INFORMATION GIVEN:
Segment Open

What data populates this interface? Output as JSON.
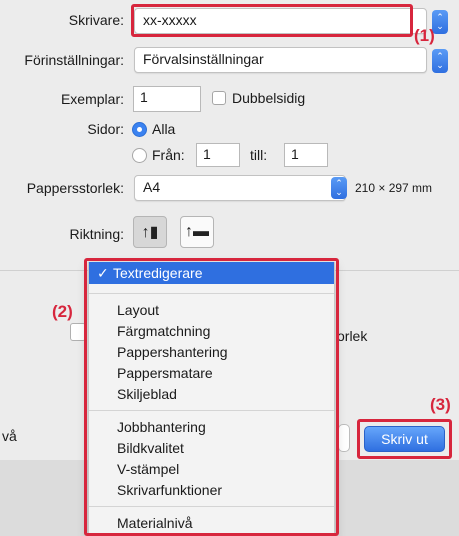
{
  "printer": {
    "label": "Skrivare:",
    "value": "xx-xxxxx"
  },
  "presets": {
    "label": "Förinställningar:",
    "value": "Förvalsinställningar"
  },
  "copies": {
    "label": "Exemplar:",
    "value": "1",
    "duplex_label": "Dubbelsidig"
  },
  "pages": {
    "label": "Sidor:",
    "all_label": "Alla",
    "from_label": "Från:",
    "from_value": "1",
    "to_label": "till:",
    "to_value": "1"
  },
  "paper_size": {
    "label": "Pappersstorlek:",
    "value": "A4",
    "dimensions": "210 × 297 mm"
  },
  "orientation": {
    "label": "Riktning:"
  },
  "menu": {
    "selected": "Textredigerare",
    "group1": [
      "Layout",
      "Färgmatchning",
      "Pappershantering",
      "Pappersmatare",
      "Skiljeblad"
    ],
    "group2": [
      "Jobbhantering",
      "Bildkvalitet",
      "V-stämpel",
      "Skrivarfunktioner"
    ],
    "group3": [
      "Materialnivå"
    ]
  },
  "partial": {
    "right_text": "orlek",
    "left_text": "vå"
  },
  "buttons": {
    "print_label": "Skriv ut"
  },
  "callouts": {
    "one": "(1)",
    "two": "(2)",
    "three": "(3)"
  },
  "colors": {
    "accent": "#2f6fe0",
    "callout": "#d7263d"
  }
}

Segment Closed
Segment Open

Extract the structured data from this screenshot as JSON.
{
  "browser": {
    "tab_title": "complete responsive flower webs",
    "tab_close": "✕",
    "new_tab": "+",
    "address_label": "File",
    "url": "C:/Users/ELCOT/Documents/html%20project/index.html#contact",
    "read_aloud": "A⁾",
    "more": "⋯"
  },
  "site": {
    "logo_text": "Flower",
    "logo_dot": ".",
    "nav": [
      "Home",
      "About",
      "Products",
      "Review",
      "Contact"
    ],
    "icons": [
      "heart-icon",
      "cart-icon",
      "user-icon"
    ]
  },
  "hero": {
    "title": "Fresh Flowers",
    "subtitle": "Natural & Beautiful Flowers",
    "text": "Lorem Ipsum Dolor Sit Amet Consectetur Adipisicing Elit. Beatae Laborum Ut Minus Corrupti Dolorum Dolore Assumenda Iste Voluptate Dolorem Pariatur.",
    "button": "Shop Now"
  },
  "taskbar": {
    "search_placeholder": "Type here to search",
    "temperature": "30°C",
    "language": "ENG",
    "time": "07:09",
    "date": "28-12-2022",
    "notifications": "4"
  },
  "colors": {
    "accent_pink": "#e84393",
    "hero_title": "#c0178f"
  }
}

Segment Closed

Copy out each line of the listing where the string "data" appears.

PROBLEM SOLUTION:
What data populates this interface? Output as JSON.
Extract the structured data from this screenshot as JSON.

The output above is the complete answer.